More than 16,200 farmers logged into the new Beef Pricewatch application which was launched by the Department of Agriculture two weeks ago.
Figures released by the Department show that the site, which tracks the average weekly beef prices paid by the country's 24 beef exporting factories, received 16,237 'hits' since going live.
The setting up of the information site was one of the recommendations to emerge from the round-table discussions on the beef crisis which was convened by the Minister for Agriculture, Simon Coveney.
He said the service would deliver greater transparency of beef prices and marked a milestone in the list of commitments from the talks.
However, Eddie Punch of the ICSA said that while he was impressed by the number of 'hits' the site had received, he was unimpressed by its content.
"The site only gives the average price paid for the various grades paid by individual meat factories but not the lowest or highest price paid by the factories,'' Mr Punch said.
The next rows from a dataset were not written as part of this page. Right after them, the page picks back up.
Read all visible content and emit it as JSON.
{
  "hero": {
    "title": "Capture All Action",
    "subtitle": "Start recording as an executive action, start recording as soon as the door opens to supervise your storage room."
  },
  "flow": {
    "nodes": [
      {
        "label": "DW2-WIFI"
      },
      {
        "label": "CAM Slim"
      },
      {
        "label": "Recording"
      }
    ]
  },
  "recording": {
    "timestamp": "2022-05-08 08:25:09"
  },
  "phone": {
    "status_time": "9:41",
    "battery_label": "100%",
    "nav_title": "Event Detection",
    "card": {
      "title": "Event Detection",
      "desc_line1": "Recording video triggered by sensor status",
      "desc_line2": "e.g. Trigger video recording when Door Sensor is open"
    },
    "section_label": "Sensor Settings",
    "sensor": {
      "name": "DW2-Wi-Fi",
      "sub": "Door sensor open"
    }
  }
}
"After reading all the average prices from all the factories across the country on this site, all you are really ready for is bed,'' he added.
Various beef farming sources also wondered about the omission of the highest and lowest prices paid by the factories.
The IFA also called for greater transparency in the beef prices logged on the Department of Agriculture's beef app.
"The missing link in the supply chain is wholesale price or the prices for which the factories sell beef products to the retailers," said Henry Burns, IFA livestock chairman.
"IFA has asked Minister Coveney and Bord Bia to supply these prices in order that there can be price transparency in the supply chain," added Mr Burns.